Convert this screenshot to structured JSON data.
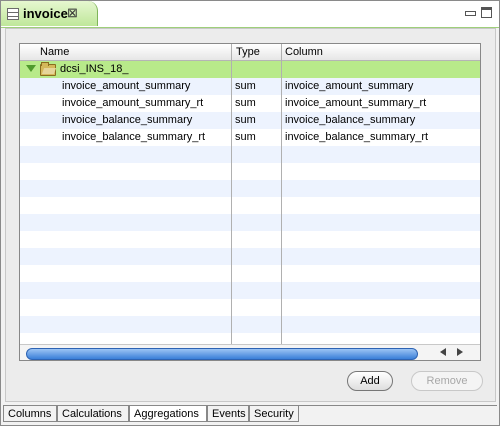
{
  "editor": {
    "tab_title": "invoice",
    "close_glyph": "⊠",
    "icon": "table-icon"
  },
  "table": {
    "columns": [
      "Name",
      "Type",
      "Column"
    ],
    "group": {
      "label": "dcsi_INS_18_",
      "expanded": true,
      "icon": "folder-open-icon"
    },
    "rows": [
      {
        "name": "invoice_amount_summary",
        "type": "sum",
        "column": "invoice_amount_summary"
      },
      {
        "name": "invoice_amount_summary_rt",
        "type": "sum",
        "column": "invoice_amount_summary_rt"
      },
      {
        "name": "invoice_balance_summary",
        "type": "sum",
        "column": "invoice_balance_summary"
      },
      {
        "name": "invoice_balance_summary_rt",
        "type": "sum",
        "column": "invoice_balance_summary_rt"
      }
    ]
  },
  "buttons": {
    "add": "Add",
    "remove": "Remove"
  },
  "bottom_tabs": [
    "Columns",
    "Calculations",
    "Aggregations",
    "Events",
    "Security"
  ],
  "active_tab": "Aggregations",
  "colors": {
    "group_row": "#b8ea8a",
    "alt_row": "#edf3fe",
    "scroll_thumb": "#3a7fd8"
  }
}
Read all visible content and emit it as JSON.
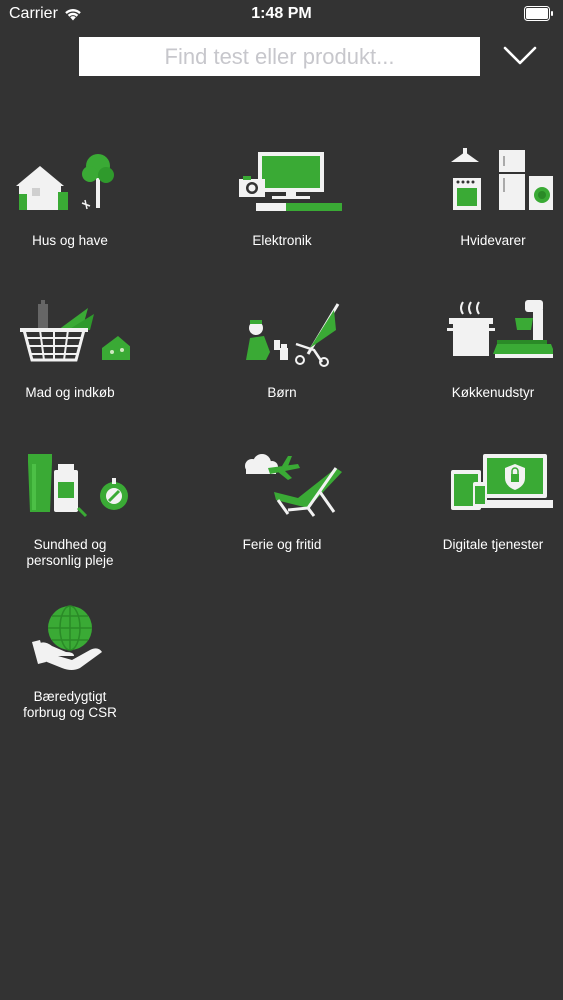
{
  "status_bar": {
    "carrier": "Carrier",
    "time": "1:48 PM"
  },
  "search": {
    "placeholder": "Find test eller produkt..."
  },
  "colors": {
    "background": "#333333",
    "accent": "#3aaa35",
    "icon_light": "#f2f2f2"
  },
  "categories": [
    {
      "label": "Hus og have",
      "icon": "house-tree-icon"
    },
    {
      "label": "Elektronik",
      "icon": "tv-camera-icon"
    },
    {
      "label": "Hvidevarer",
      "icon": "appliances-icon"
    },
    {
      "label": "Mad og indkøb",
      "icon": "shopping-basket-icon"
    },
    {
      "label": "Børn",
      "icon": "child-stroller-icon"
    },
    {
      "label": "Køkkenudstyr",
      "icon": "kitchen-pot-mixer-icon"
    },
    {
      "label": "Sundhed og\npersonlig pleje",
      "icon": "health-care-icon"
    },
    {
      "label": "Ferie og fritid",
      "icon": "plane-beach-chair-icon"
    },
    {
      "label": "Digitale tjenester",
      "icon": "devices-security-icon"
    },
    {
      "label": "Bæredygtigt\nforbrug og CSR",
      "icon": "globe-hand-icon"
    }
  ]
}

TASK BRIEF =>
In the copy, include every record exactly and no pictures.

SOLUTION TO THIS EXERCISE =>
Convert this screenshot to structured JSON data.
{
  "editor": {
    "tab_title": "invoice",
    "close_glyph": "⊠",
    "icon": "table-icon"
  },
  "table": {
    "columns": [
      "Name",
      "Type",
      "Column"
    ],
    "group": {
      "label": "dcsi_INS_18_",
      "expanded": true,
      "icon": "folder-open-icon"
    },
    "rows": [
      {
        "name": "invoice_amount_summary",
        "type": "sum",
        "column": "invoice_amount_summary"
      },
      {
        "name": "invoice_amount_summary_rt",
        "type": "sum",
        "column": "invoice_amount_summary_rt"
      },
      {
        "name": "invoice_balance_summary",
        "type": "sum",
        "column": "invoice_balance_summary"
      },
      {
        "name": "invoice_balance_summary_rt",
        "type": "sum",
        "column": "invoice_balance_summary_rt"
      }
    ]
  },
  "buttons": {
    "add": "Add",
    "remove": "Remove"
  },
  "bottom_tabs": [
    "Columns",
    "Calculations",
    "Aggregations",
    "Events",
    "Security"
  ],
  "active_tab": "Aggregations",
  "colors": {
    "group_row": "#b8ea8a",
    "alt_row": "#edf3fe",
    "scroll_thumb": "#3a7fd8"
  }
}
Read all visible content and emit it as JSON.
{
  "status_bar": {
    "carrier": "Carrier",
    "time": "1:48 PM"
  },
  "search": {
    "placeholder": "Find test eller produkt..."
  },
  "colors": {
    "background": "#333333",
    "accent": "#3aaa35",
    "icon_light": "#f2f2f2"
  },
  "categories": [
    {
      "label": "Hus og have",
      "icon": "house-tree-icon"
    },
    {
      "label": "Elektronik",
      "icon": "tv-camera-icon"
    },
    {
      "label": "Hvidevarer",
      "icon": "appliances-icon"
    },
    {
      "label": "Mad og indkøb",
      "icon": "shopping-basket-icon"
    },
    {
      "label": "Børn",
      "icon": "child-stroller-icon"
    },
    {
      "label": "Køkkenudstyr",
      "icon": "kitchen-pot-mixer-icon"
    },
    {
      "label": "Sundhed og\npersonlig pleje",
      "icon": "health-care-icon"
    },
    {
      "label": "Ferie og fritid",
      "icon": "plane-beach-chair-icon"
    },
    {
      "label": "Digitale tjenester",
      "icon": "devices-security-icon"
    },
    {
      "label": "Bæredygtigt\nforbrug og CSR",
      "icon": "globe-hand-icon"
    }
  ]
}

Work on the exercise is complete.